Questioning the information we are getting right now is legitimate. The mainstream press see the wellbeing of the nation in general and the sanctity of the First Amendment in particular – their bread and butter – to be under threat, and many are accordingly a bit concerned. They are operating in a crazy-making new landscape in which different supposedly credible representatives of the Trump Administration give them conflicting information, the President is openly hostile toward the press and changes his firmly stated positions on issues sometimes in the course of a week, and rumors and hysteria are flying throughout the government and the nation in general. In such an atmosphere – combined with the already existing 24-hour news cycle where it is important to be first with a story – getting the story right is not always easy, but I believe that journalists are generally doing their best, and are not intentionally trying to present anything “fake.”
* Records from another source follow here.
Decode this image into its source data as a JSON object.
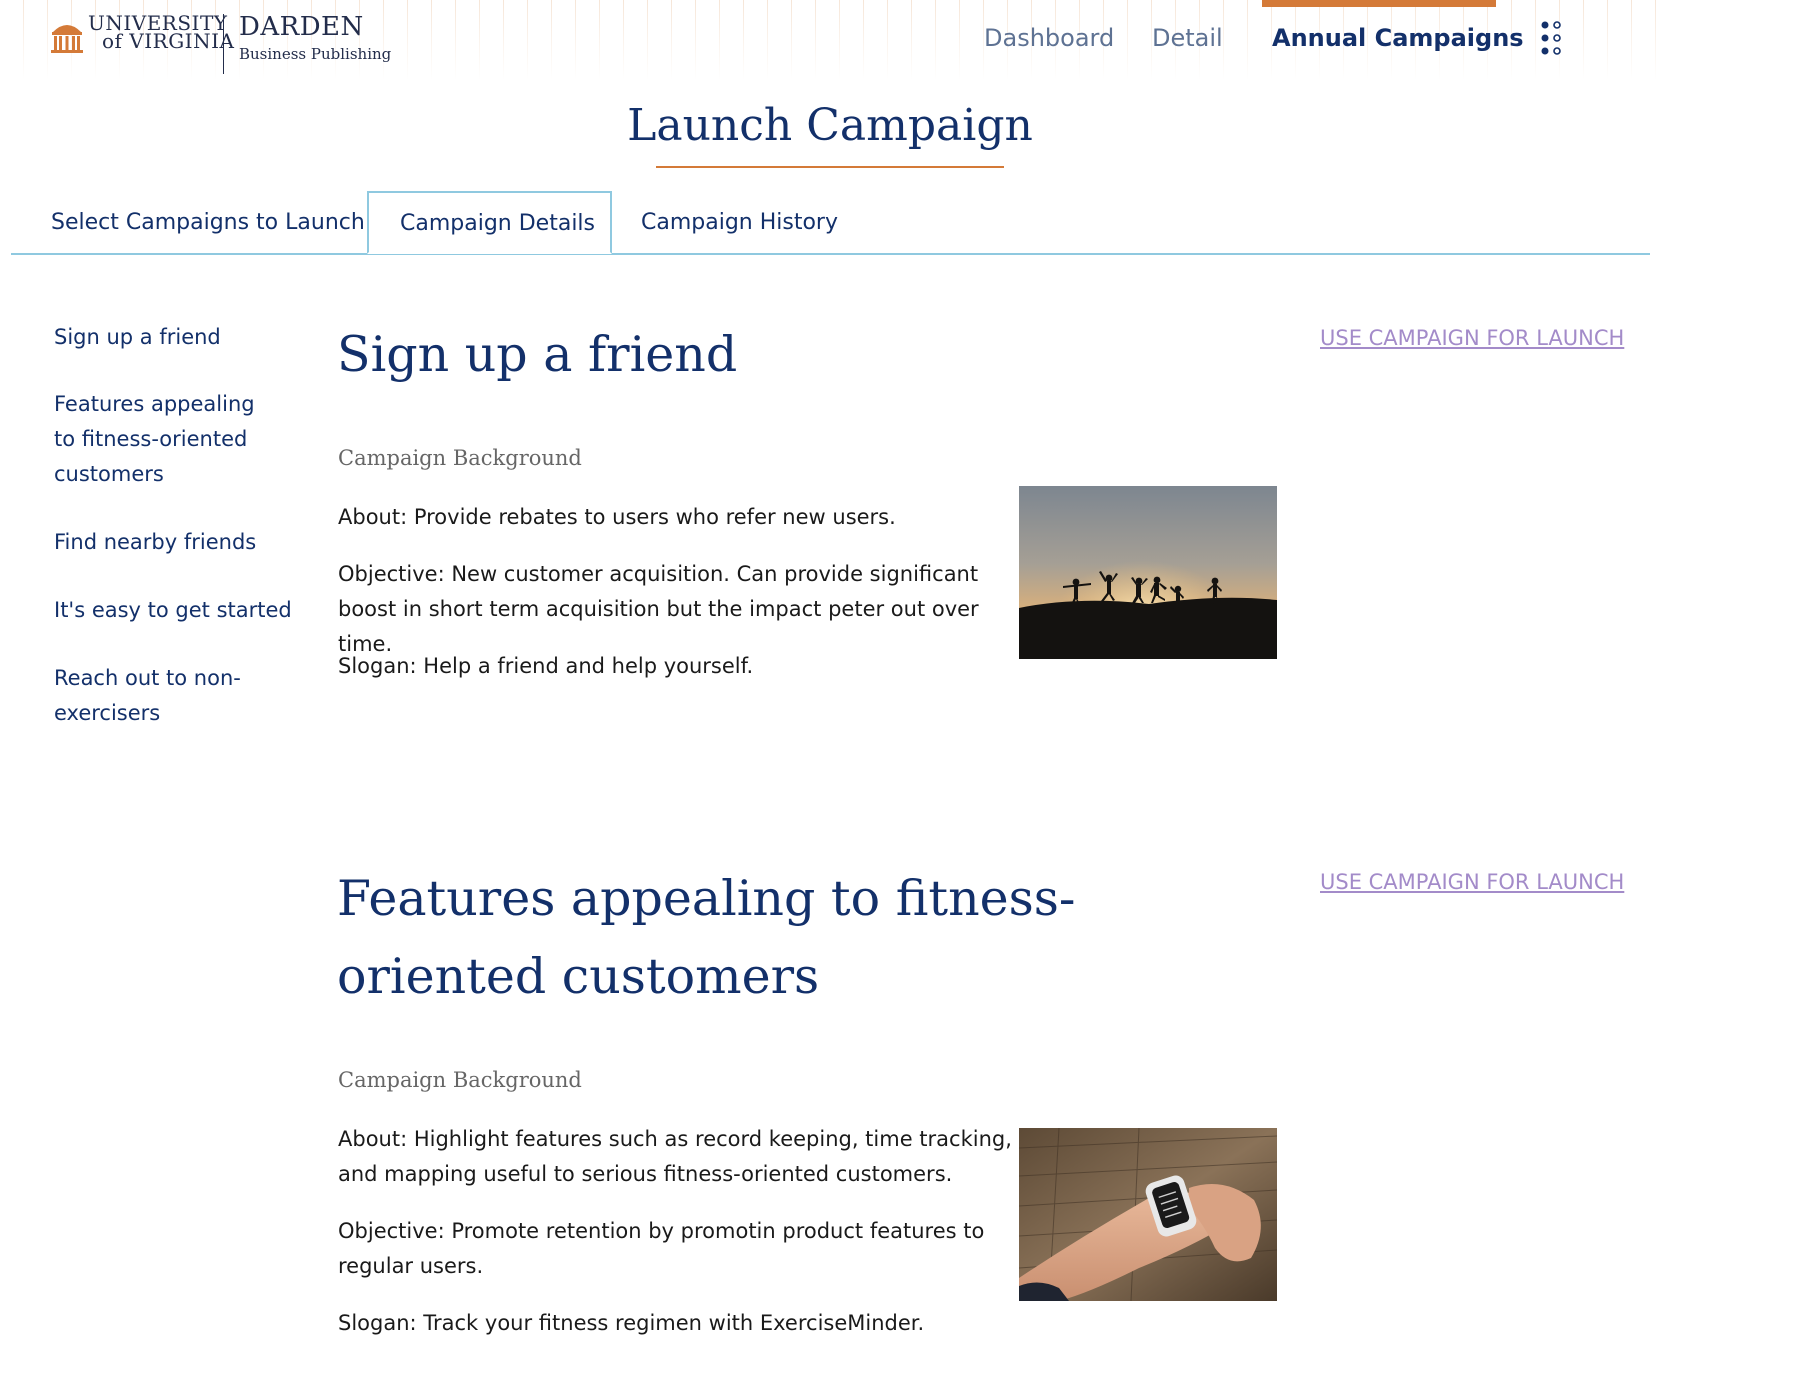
{
  "header": {
    "logo": {
      "university_line1": "UNIVERSITY",
      "university_line2": "of VIRGINIA",
      "darden": "DARDEN",
      "darden_sub": "Business Publishing"
    },
    "nav": {
      "items": [
        {
          "label": "Dashboard",
          "active": false
        },
        {
          "label": "Detail",
          "active": false
        },
        {
          "label": "Annual Campaigns",
          "active": true
        }
      ],
      "apps_icon": "apps-grid-icon"
    }
  },
  "page": {
    "title": "Launch Campaign"
  },
  "tabs": [
    {
      "label": "Select Campaigns to Launch",
      "active": false
    },
    {
      "label": "Campaign Details",
      "active": true
    },
    {
      "label": "Campaign History",
      "active": false
    }
  ],
  "sidebar": {
    "items": [
      {
        "label": "Sign up a friend"
      },
      {
        "label": "Features appealing to fitness-oriented customers"
      },
      {
        "label": "Find nearby friends"
      },
      {
        "label": "It's easy to get started"
      },
      {
        "label": "Reach out to non-exercisers"
      }
    ]
  },
  "campaigns": [
    {
      "title": "Sign up a friend",
      "use_label": "USE CAMPAIGN FOR LAUNCH",
      "background_label": "Campaign Background",
      "about": "About: Provide rebates to users who refer new users.",
      "objective": "Objective: New customer acquisition. Can provide significant boost in short term acquisition but the impact peter out over time.",
      "slogan": "Slogan: Help a friend and help yourself.",
      "image": "people-jumping-sunset-photo"
    },
    {
      "title": "Features appealing to fitness-oriented customers",
      "use_label": "USE CAMPAIGN FOR LAUNCH",
      "background_label": "Campaign Background",
      "about": "About: Highlight features such as record keeping, time tracking, and mapping useful to serious fitness-oriented customers.",
      "objective": "Objective: Promote retention by promotin product features to regular users.",
      "slogan": "Slogan: Track your fitness regimen with ExerciseMinder.",
      "image": "smartwatch-wrist-photo"
    }
  ],
  "colors": {
    "navy": "#13306a",
    "accent_orange": "#d47a38",
    "tab_border": "#8fc9e0",
    "link_purple": "#a38bc9",
    "nav_inactive": "#5e7293"
  }
}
What is dangerous about the term “fake news” is the inherent subtext that comes with it: do not trust facts, do not trust your own eyes and ears, do not trust traditional news sources. The only source of information upon whom you can confidently and consistently rely is the President himself.

Demonization of the news media has been used successfully in the past by other authoritarian leaders to help achieve their ends: Pol Pot, Mao Tse Tung, Fidel Castro, Saddam Hussein, Bashar al-Assad, Joseph Stalin, Vladimir Lenin, Vladimir Putin, Benito Mussolini, and Adolf Hitler. The latter branded the media the “lügenpresse,” or “lying press.”

“We must challenge this statement and this sentiment that the news media is the enemy of the American people. This sentiment may be the greatest threat to democracy in my lifetime.”

William H. McRaven
Retired Four-Star Admiral/former Navy SEAL who organized and oversaw the operation that killed Osama bin Laden
Washington Post – 2/24/17

Is the press “the enemy of the American people,” as President Trump asserted last week? Absolutely not. At a time like this, it is essential that we support the news outlets that we consider the most credible and accurate, so that they can continue steadfastly doing their work that is so vital to our democracy, without the threat of being hamstrung or worse by a President who does not always like what the facts reveal about him.

– rob rünt